Sean G. Massey, Sarah R. Young, & Ann Merriwether
The gay liberation movement of the 1970s advocated for “coming out” as an LGBTQ person as an important strategy of political change and personal fulfilment. This concept is illustrated in this now famous quote by the late San Francisco Supervisor, and hero of the LGBTQ rights movement, Harvey Milk:
Every gay person must come out. As difficult as it is, you must tell your immediate family. You must tell your relatives. You must tell your friends if indeed they are your friends. You must tell the people you work with. You must tell the people in the stores you shop in. Once they realize that we are indeed their children, that we are indeed everywhere, every myth, every lie, every innuendo will be destroyed once and all. And once you do, you will feel so much better.”
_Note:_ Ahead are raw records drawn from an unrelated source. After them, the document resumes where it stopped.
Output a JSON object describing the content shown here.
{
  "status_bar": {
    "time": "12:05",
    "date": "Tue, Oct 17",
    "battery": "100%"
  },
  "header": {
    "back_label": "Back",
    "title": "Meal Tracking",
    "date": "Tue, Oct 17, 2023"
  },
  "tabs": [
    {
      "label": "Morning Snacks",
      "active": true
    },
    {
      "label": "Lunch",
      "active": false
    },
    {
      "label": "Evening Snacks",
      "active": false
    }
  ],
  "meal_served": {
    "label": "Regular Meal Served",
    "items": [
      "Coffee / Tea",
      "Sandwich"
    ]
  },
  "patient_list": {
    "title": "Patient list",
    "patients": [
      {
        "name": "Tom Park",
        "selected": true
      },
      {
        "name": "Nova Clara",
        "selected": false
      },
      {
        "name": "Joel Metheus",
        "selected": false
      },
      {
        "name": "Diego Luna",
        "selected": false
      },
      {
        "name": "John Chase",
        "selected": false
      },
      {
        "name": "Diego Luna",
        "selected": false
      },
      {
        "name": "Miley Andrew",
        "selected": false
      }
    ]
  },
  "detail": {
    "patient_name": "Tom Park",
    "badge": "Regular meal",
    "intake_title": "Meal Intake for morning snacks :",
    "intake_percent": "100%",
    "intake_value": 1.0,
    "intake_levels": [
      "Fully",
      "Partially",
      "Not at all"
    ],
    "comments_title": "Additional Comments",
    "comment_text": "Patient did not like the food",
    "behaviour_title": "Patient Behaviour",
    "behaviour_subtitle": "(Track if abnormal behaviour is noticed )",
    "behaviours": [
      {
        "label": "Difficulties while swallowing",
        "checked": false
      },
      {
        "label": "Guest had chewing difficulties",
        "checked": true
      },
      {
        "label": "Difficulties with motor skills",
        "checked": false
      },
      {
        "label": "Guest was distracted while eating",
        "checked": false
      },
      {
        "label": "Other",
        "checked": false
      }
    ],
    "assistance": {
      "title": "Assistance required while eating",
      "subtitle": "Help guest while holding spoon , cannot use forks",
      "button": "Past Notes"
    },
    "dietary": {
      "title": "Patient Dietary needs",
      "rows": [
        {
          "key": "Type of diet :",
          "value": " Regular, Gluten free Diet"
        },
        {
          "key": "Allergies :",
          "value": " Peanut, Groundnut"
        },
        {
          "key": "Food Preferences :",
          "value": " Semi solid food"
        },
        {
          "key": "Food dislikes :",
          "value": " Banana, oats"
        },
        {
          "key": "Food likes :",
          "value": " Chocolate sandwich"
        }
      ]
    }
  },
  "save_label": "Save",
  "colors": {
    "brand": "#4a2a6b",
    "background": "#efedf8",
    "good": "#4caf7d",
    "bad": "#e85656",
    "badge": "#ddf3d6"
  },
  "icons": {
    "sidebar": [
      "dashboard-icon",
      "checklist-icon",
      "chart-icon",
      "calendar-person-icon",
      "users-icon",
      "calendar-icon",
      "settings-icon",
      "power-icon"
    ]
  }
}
The benefit and buffering effects of coming out have been well established in the literature (Stirratt, Meyer, Ouellette, Gara, 2007; Cass, 1984; Troiden, 1989). Meyer’s LGBTQ Minority Stress model (see Frost, this volume) connects minority identification with positive outcomes in terms of coping and social support resources necessary to address minority stress, but it also highlights how minority identification is related to minority stressors within the individual such as expectations of rejection, concealment, and internalized homophobia. In addition, identification and community connectedness can increase visibility, which may increase vulnerability to things like employment discrimination, harassment, and violence (Meyer, 2003).
Historians and other social scientists have also suggested that the increased visibility of LGBTQ people was a critical element in the formation of LGBTQ communities and the progress of the LGBTQ rights movements (D’Emilio, 1983; Chauncey, 1995). Herek’s and Allport’s contact hypothesis (Herek & Capitanio, 1996; Allport, 1956), Harvey Milk’s rallying cry of “Come on out!” (Shiltz, 1982), and research that highlights the importance of role models and positive representatives in various forms of media (GLAAD, 2016; Craig, McInroy, McCready, Alaggia, 2015; Forenza, 2017), all suggest that coming out, and increasing the visibility of LGBTQ people, is an important and often positive strategy for improving social attitudes (Levina, Waldo, Fitzgerald, 2000). As stated earlier in this chapter, increased visibility does come with risks. However, positive contact between heterosexuals and LGBTQ people has been found to result not only in positive attitude change, but also in the possibility of increasing the dominant group’s identification with the marginalized, creating the possibility of allyship—the mobilization of heterosexuals to work toward change benefiting the LGBTQ community (Reimer et al., 2017). As intergroup and interpersonal contact, as well as subsequent social networks, continue to expand into the virtual world through online communities, social networking, hookup and dating apps , it is likely that these forms of social interaction will continue to shape beliefs about and attitudes toward LGBTQ people, create new contexts for minority stress, and also expand possibilities for social support and the resources available to LGBTQ people.